aircraft with a lot of
capability are so easy to
acquire, and the buyers
have no understanding
of the NAS.
How do we deal
aircraft and ensure a
safe flying environment
in our NAS?
FAA published a notice of proposed rulemaking for
unmanned aircraft of 55 pounds or less and received
a huge number of comments. The agency proposed,
among other regulations, operations only in VFR and
daytime; a 100 percent yield of right-of-way requirement
to all manned or other unmanned aircraft; a maximum
airspeed of 87 knots; a maximum altitude of 500 feet
above ground level; operations
in Class B, C, D and E airspace
only with air traffic control
permission; no operations
beyond line of sight of the
operator; and pilot certification
requirements. These are
certainly a great start for
providing safe operations, but
also they represent just the
beginning of a path to ensure safe airspace.
At the simplest level, airspace separation is a

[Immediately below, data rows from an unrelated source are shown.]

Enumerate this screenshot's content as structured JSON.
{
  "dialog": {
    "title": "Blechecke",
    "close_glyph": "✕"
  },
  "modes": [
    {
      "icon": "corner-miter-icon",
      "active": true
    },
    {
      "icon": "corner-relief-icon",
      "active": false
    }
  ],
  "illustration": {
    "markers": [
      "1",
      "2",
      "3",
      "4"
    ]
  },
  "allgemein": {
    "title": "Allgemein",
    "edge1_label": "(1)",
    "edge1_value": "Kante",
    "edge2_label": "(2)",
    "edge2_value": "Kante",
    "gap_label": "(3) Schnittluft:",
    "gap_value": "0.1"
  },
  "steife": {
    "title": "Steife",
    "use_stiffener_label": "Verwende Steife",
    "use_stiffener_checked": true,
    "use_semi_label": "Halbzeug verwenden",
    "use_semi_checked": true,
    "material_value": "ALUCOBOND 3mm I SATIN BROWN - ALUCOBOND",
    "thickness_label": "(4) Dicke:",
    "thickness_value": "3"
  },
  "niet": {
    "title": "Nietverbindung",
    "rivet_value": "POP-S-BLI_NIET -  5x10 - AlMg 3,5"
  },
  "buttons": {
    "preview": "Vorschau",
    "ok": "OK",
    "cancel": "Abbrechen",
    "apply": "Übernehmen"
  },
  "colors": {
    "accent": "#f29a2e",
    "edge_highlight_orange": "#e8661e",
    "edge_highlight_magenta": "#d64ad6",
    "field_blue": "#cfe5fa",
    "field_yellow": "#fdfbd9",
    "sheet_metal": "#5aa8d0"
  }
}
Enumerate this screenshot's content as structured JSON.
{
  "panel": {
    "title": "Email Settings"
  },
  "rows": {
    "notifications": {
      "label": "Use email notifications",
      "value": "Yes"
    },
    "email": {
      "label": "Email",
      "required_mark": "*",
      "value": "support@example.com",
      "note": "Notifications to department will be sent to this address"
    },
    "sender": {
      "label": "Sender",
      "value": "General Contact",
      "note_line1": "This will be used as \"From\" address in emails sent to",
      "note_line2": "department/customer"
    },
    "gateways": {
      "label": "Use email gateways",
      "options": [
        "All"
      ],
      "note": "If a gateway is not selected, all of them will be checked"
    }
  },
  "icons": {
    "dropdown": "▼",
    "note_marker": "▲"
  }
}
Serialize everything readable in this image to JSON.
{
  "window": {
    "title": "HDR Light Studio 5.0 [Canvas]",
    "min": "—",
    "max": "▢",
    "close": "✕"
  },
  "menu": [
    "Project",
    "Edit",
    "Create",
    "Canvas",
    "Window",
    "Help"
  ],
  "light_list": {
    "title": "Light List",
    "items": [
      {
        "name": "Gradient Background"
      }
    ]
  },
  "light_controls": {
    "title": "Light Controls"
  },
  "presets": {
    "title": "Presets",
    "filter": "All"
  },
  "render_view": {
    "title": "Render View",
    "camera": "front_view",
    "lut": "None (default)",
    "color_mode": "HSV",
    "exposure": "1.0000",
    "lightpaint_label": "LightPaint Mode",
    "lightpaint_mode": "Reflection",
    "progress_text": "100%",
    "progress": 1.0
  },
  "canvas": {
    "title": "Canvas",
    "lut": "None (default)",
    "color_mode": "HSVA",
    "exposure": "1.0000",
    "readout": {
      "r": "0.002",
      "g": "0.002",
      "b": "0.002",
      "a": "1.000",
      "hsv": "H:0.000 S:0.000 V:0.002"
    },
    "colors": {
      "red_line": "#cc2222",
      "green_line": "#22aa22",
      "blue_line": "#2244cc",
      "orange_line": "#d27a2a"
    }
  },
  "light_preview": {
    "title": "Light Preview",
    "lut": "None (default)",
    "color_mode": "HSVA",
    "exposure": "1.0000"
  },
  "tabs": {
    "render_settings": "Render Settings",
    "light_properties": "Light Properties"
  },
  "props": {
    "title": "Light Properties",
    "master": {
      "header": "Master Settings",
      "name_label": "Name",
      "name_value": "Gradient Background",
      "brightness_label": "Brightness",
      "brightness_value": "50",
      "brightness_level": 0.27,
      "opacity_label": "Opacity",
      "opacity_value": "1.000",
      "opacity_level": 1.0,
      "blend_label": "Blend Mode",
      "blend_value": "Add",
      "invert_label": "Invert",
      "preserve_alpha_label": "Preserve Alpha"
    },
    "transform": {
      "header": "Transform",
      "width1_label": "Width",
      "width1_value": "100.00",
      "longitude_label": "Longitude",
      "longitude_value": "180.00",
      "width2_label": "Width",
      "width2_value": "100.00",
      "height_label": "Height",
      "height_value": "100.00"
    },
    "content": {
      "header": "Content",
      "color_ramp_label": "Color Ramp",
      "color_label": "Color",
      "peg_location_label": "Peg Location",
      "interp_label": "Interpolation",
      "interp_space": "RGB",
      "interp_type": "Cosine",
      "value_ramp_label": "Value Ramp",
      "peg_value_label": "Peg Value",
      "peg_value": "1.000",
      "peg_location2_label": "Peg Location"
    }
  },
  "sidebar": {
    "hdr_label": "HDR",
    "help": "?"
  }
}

great way to minimize, if not eliminate, risk. This
includes not flying UASs within so many miles of an
airport and keeping them below certain altitudes. At
more sophisticated levels, some unmanned aircraft
are being outfitted with aircraft avoidance radars,
encoding transponders, and automatic dependent
Unfortunately, there is no one technology that safely
integrates all unmanned aircraft into the NAS. The
largest UAS is the Air Force’s Global Hawk, which is
the size of a 737 and easily operates at flight levels.
On the other end of the spectrum, we have UASs the
size of bumblebees that would cause no more damage
than a real bumblebee if struck by a manned aircraft.
Consequently, FAA has created UAS size categories to
address the various risks.
Finally, while UASs can be used to harm, they
are also great tools to help. They can be used by
law enforcement to chase fleeing criminals and
keep a camera record of arrests. They can detect
danger at national security events such as a
Sensors are the key to making unmanned aircraft
useful, so useful, in fact, that the Association of
Unmanned Vehicle Systems International, the business
league for unmanned aircraft companies, predicts
the UAS industry will grow to $90 billion a year by
2035. That number rivals all commercial maintenance,
repair and overhaul in the U.S. The largest beneficiary
will be agriculture, as UASs can replace all kinds of
manned missions for a fraction of the cost. In the future,
UASs also will be used for livestock, wildlife/forest
monitoring, search and rescue, pipeline/power line
monitoring, and a whole host of other purposes.
At the simplest level, airspace separation is a great way
to minimize, if not eliminate risk. This includes not flying
UASs within so many miles of an airport and keeping
them below certain altitudes.